(Exercise data begins)

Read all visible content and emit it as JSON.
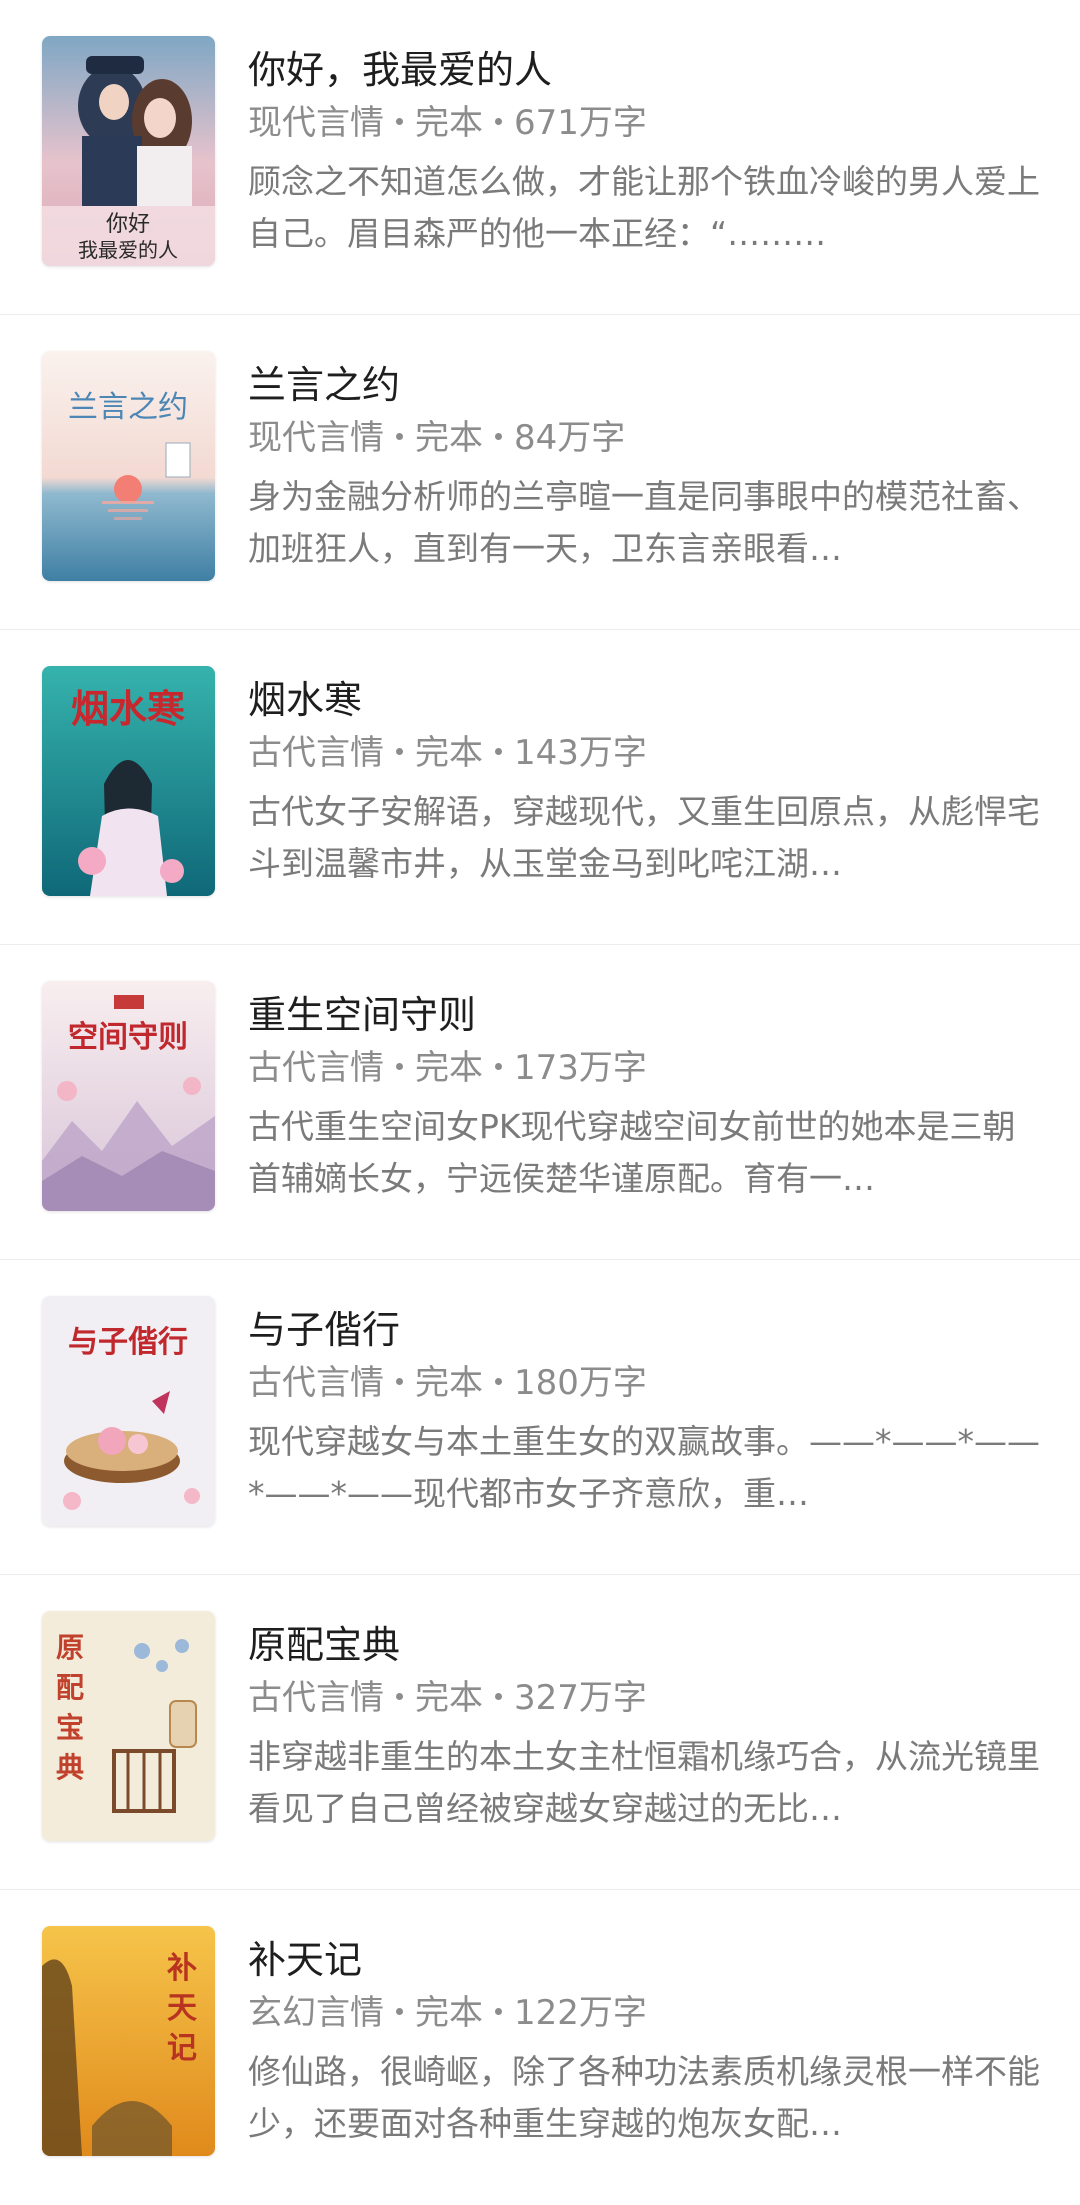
{
  "books": [
    {
      "title": "你好，我最爱的人",
      "category": "现代言情",
      "status": "完本",
      "word_count": "671万字",
      "description": "顾念之不知道怎么做，才能让那个铁血冷峻的男人爱上自己。眉目森严的他一本正经：“………",
      "cover": {
        "icon": "book-cover-image",
        "text": "你好 我最爱的人",
        "colors": [
          "#d9a7b3",
          "#3a4d6b"
        ]
      }
    },
    {
      "title": "兰言之约",
      "category": "现代言情",
      "status": "完本",
      "word_count": "84万字",
      "description": "身为金融分析师的兰亭暄一直是同事眼中的模范社畜、加班狂人，直到有一天，卫东言亲眼看…",
      "cover": {
        "icon": "book-cover-image",
        "text": "兰言之约",
        "colors": [
          "#f6ece6",
          "#4f8fb0"
        ]
      }
    },
    {
      "title": "烟水寒",
      "category": "古代言情",
      "status": "完本",
      "word_count": "143万字",
      "description": "古代女子安解语，穿越现代，又重生回原点，从彪悍宅斗到温馨市井，从玉堂金马到叱咤江湖…",
      "cover": {
        "icon": "book-cover-image",
        "text": "烟水寒",
        "colors": [
          "#2ea7a3",
          "#0f6b78"
        ]
      }
    },
    {
      "title": "重生空间守则",
      "category": "古代言情",
      "status": "完本",
      "word_count": "173万字",
      "description": "古代重生空间女PK现代穿越空间女前世的她本是三朝首辅嫡长女，宁远侯楚华谨原配。育有一…",
      "cover": {
        "icon": "book-cover-image",
        "text": "空间守则",
        "colors": [
          "#f5e9ea",
          "#b9a3c4"
        ]
      }
    },
    {
      "title": "与子偕行",
      "category": "古代言情",
      "status": "完本",
      "word_count": "180万字",
      "description": "现代穿越女与本土重生女的双赢故事。——*——*——*——*——现代都市女子齐意欣，重…",
      "cover": {
        "icon": "book-cover-image",
        "text": "与子偕行",
        "colors": [
          "#f1f0f3",
          "#c98f5c"
        ]
      }
    },
    {
      "title": "原配宝典",
      "category": "古代言情",
      "status": "完本",
      "word_count": "327万字",
      "description": "非穿越非重生的本土女主杜恒霜机缘巧合，从流光镜里看见了自己曾经被穿越女穿越过的无比…",
      "cover": {
        "icon": "book-cover-image",
        "text": "原配宝典",
        "colors": [
          "#f4eddc",
          "#c35a3c"
        ]
      }
    },
    {
      "title": "补天记",
      "category": "玄幻言情",
      "status": "完本",
      "word_count": "122万字",
      "description": "修仙路，很崎岖，除了各种功法素质机缘灵根一样不能少，还要面对各种重生穿越的炮灰女配…",
      "cover": {
        "icon": "book-cover-image",
        "text": "补天记",
        "colors": [
          "#f0b52e",
          "#6b4a1c"
        ]
      }
    }
  ]
}
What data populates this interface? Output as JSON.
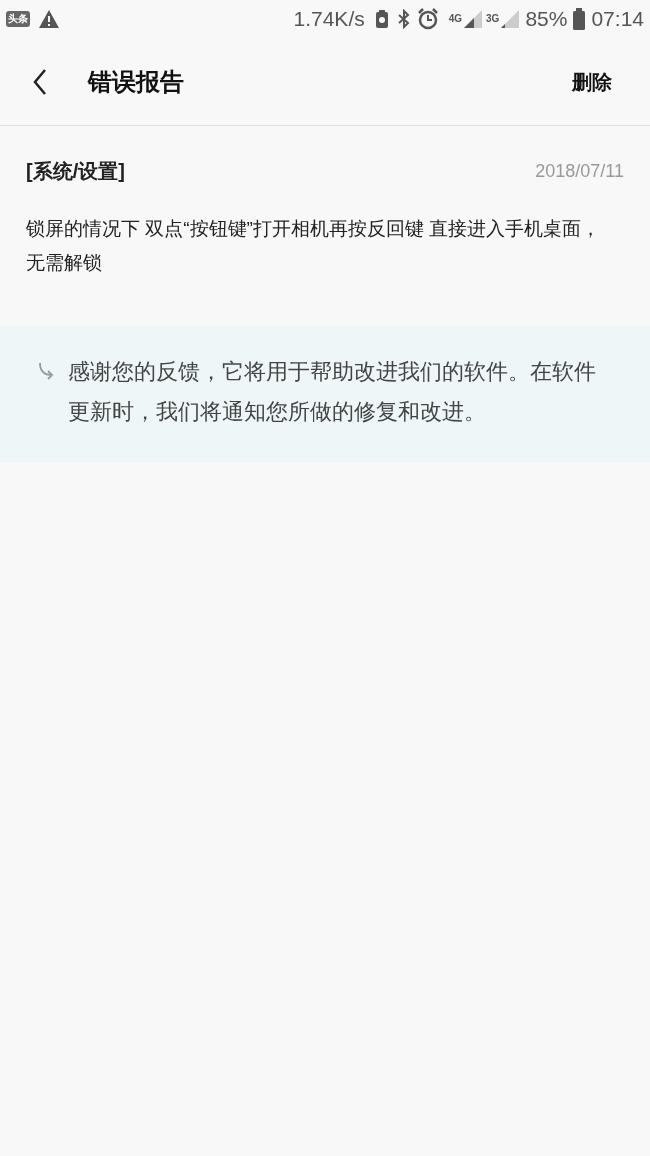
{
  "status_bar": {
    "app_badge": "头条",
    "speed": "1.74K/s",
    "network_1": "4G",
    "network_2": "3G",
    "battery": "85%",
    "time": "07:14"
  },
  "header": {
    "title": "错误报告",
    "action": "删除"
  },
  "report": {
    "category": "[系统/设置]",
    "date": "2018/07/11",
    "body": "锁屏的情况下 双点“按钮键”打开相机再按反回键 直接进入手机桌面，无需解锁"
  },
  "reply": {
    "text": "感谢您的反馈，它将用于帮助改进我们的软件。在软件更新时，我们将通知您所做的修复和改进。"
  }
}
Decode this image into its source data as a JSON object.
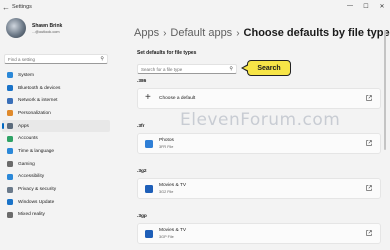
{
  "window": {
    "title": "Settings",
    "controls": {
      "minimize": "—",
      "maximize": "☐",
      "close": "✕"
    }
  },
  "profile": {
    "name": "Shawn Brink",
    "email": "...@outlook.com"
  },
  "sidebar_search": {
    "placeholder": "Find a setting"
  },
  "nav": [
    {
      "label": "System",
      "icon": "system-icon",
      "color": "#2b88d8"
    },
    {
      "label": "Bluetooth & devices",
      "icon": "bluetooth-icon",
      "color": "#1a73c8"
    },
    {
      "label": "Network & internet",
      "icon": "network-icon",
      "color": "#3a6fb8"
    },
    {
      "label": "Personalization",
      "icon": "personalization-icon",
      "color": "#e08a2c"
    },
    {
      "label": "Apps",
      "icon": "apps-icon",
      "color": "#5b6b7c",
      "active": true
    },
    {
      "label": "Accounts",
      "icon": "accounts-icon",
      "color": "#2fa366"
    },
    {
      "label": "Time & language",
      "icon": "time-language-icon",
      "color": "#2b88d8"
    },
    {
      "label": "Gaming",
      "icon": "gaming-icon",
      "color": "#6b6b6b"
    },
    {
      "label": "Accessibility",
      "icon": "accessibility-icon",
      "color": "#2b88d8"
    },
    {
      "label": "Privacy & security",
      "icon": "privacy-icon",
      "color": "#6b7a8a"
    },
    {
      "label": "Windows Update",
      "icon": "windows-update-icon",
      "color": "#1a73c8"
    },
    {
      "label": "Mixed reality",
      "icon": "mixed-reality-icon",
      "color": "#6b6b6b"
    }
  ],
  "breadcrumb": {
    "items": [
      "Apps",
      "Default apps"
    ],
    "current": "Choose defaults by file type",
    "separator": "›"
  },
  "main": {
    "subtitle": "Set defaults for file types",
    "search_placeholder": "Search for a file type",
    "callout_label": "Search",
    "callout_color": "#f7e547"
  },
  "file_types": [
    {
      "ext": ".386",
      "kind": "choose",
      "label": "Choose a default"
    },
    {
      "ext": ".3fr",
      "kind": "app",
      "app": "Photos",
      "type": "3FR File",
      "icon": "photos-icon",
      "color": "#2f7fd6"
    },
    {
      "ext": ".3g2",
      "kind": "app",
      "app": "Movies & TV",
      "type": "3G2 File",
      "icon": "movies-tv-icon",
      "color": "#1e5fb8"
    },
    {
      "ext": ".3gp",
      "kind": "app",
      "app": "Movies & TV",
      "type": "3GP File",
      "icon": "movies-tv-icon",
      "color": "#1e5fb8"
    }
  ],
  "watermark": "ElevenForum.com"
}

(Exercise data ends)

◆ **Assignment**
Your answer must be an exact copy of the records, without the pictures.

◆ **Reply**
Read all visible content and emit it as JSON.
{
  "books": [
    {
      "title": "你好，我最爱的人",
      "category": "现代言情",
      "status": "完本",
      "word_count": "671万字",
      "description": "顾念之不知道怎么做，才能让那个铁血冷峻的男人爱上自己。眉目森严的他一本正经：“………",
      "cover": {
        "icon": "book-cover-image",
        "text": "你好 我最爱的人",
        "colors": [
          "#d9a7b3",
          "#3a4d6b"
        ]
      }
    },
    {
      "title": "兰言之约",
      "category": "现代言情",
      "status": "完本",
      "word_count": "84万字",
      "description": "身为金融分析师的兰亭暄一直是同事眼中的模范社畜、加班狂人，直到有一天，卫东言亲眼看…",
      "cover": {
        "icon": "book-cover-image",
        "text": "兰言之约",
        "colors": [
          "#f6ece6",
          "#4f8fb0"
        ]
      }
    },
    {
      "title": "烟水寒",
      "category": "古代言情",
      "status": "完本",
      "word_count": "143万字",
      "description": "古代女子安解语，穿越现代，又重生回原点，从彪悍宅斗到温馨市井，从玉堂金马到叱咤江湖…",
      "cover": {
        "icon": "book-cover-image",
        "text": "烟水寒",
        "colors": [
          "#2ea7a3",
          "#0f6b78"
        ]
      }
    },
    {
      "title": "重生空间守则",
      "category": "古代言情",
      "status": "完本",
      "word_count": "173万字",
      "description": "古代重生空间女PK现代穿越空间女前世的她本是三朝首辅嫡长女，宁远侯楚华谨原配。育有一…",
      "cover": {
        "icon": "book-cover-image",
        "text": "空间守则",
        "colors": [
          "#f5e9ea",
          "#b9a3c4"
        ]
      }
    },
    {
      "title": "与子偕行",
      "category": "古代言情",
      "status": "完本",
      "word_count": "180万字",
      "description": "现代穿越女与本土重生女的双赢故事。——*——*——*——*——现代都市女子齐意欣，重…",
      "cover": {
        "icon": "book-cover-image",
        "text": "与子偕行",
        "colors": [
          "#f1f0f3",
          "#c98f5c"
        ]
      }
    },
    {
      "title": "原配宝典",
      "category": "古代言情",
      "status": "完本",
      "word_count": "327万字",
      "description": "非穿越非重生的本土女主杜恒霜机缘巧合，从流光镜里看见了自己曾经被穿越女穿越过的无比…",
      "cover": {
        "icon": "book-cover-image",
        "text": "原配宝典",
        "colors": [
          "#f4eddc",
          "#c35a3c"
        ]
      }
    },
    {
      "title": "补天记",
      "category": "玄幻言情",
      "status": "完本",
      "word_count": "122万字",
      "description": "修仙路，很崎岖，除了各种功法素质机缘灵根一样不能少，还要面对各种重生穿越的炮灰女配…",
      "cover": {
        "icon": "book-cover-image",
        "text": "补天记",
        "colors": [
          "#f0b52e",
          "#6b4a1c"
        ]
      }
    }
  ]
}
What data populates this interface? Output as JSON.
{
  "status_bar": {
    "app_badge": "头条",
    "speed": "1.74K/s",
    "network_1": "4G",
    "network_2": "3G",
    "battery": "85%",
    "time": "07:14"
  },
  "header": {
    "title": "错误报告",
    "action": "删除"
  },
  "report": {
    "category": "[系统/设置]",
    "date": "2018/07/11",
    "body": "锁屏的情况下 双点“按钮键”打开相机再按反回键 直接进入手机桌面，无需解锁"
  },
  "reply": {
    "text": "感谢您的反馈，它将用于帮助改进我们的软件。在软件更新时，我们将通知您所做的修复和改进。"
  }
}
Decode this image into its source data as a JSON object.
{
  "window": {
    "title": "Settings",
    "controls": {
      "minimize": "—",
      "maximize": "☐",
      "close": "✕"
    }
  },
  "profile": {
    "name": "Shawn Brink",
    "email": "...@outlook.com"
  },
  "sidebar_search": {
    "placeholder": "Find a setting"
  },
  "nav": [
    {
      "label": "System",
      "icon": "system-icon",
      "color": "#2b88d8"
    },
    {
      "label": "Bluetooth & devices",
      "icon": "bluetooth-icon",
      "color": "#1a73c8"
    },
    {
      "label": "Network & internet",
      "icon": "network-icon",
      "color": "#3a6fb8"
    },
    {
      "label": "Personalization",
      "icon": "personalization-icon",
      "color": "#e08a2c"
    },
    {
      "label": "Apps",
      "icon": "apps-icon",
      "color": "#5b6b7c",
      "active": true
    },
    {
      "label": "Accounts",
      "icon": "accounts-icon",
      "color": "#2fa366"
    },
    {
      "label": "Time & language",
      "icon": "time-language-icon",
      "color": "#2b88d8"
    },
    {
      "label": "Gaming",
      "icon": "gaming-icon",
      "color": "#6b6b6b"
    },
    {
      "label": "Accessibility",
      "icon": "accessibility-icon",
      "color": "#2b88d8"
    },
    {
      "label": "Privacy & security",
      "icon": "privacy-icon",
      "color": "#6b7a8a"
    },
    {
      "label": "Windows Update",
      "icon": "windows-update-icon",
      "color": "#1a73c8"
    },
    {
      "label": "Mixed reality",
      "icon": "mixed-reality-icon",
      "color": "#6b6b6b"
    }
  ],
  "breadcrumb": {
    "items": [
      "Apps",
      "Default apps"
    ],
    "current": "Choose defaults by file type",
    "separator": "›"
  },
  "main": {
    "subtitle": "Set defaults for file types",
    "search_placeholder": "Search for a file type",
    "callout_label": "Search",
    "callout_color": "#f7e547"
  },
  "file_types": [
    {
      "ext": ".386",
      "kind": "choose",
      "label": "Choose a default"
    },
    {
      "ext": ".3fr",
      "kind": "app",
      "app": "Photos",
      "type": "3FR File",
      "icon": "photos-icon",
      "color": "#2f7fd6"
    },
    {
      "ext": ".3g2",
      "kind": "app",
      "app": "Movies & TV",
      "type": "3G2 File",
      "icon": "movies-tv-icon",
      "color": "#1e5fb8"
    },
    {
      "ext": ".3gp",
      "kind": "app",
      "app": "Movies & TV",
      "type": "3GP File",
      "icon": "movies-tv-icon",
      "color": "#1e5fb8"
    }
  ],
  "watermark": "ElevenForum.com"
}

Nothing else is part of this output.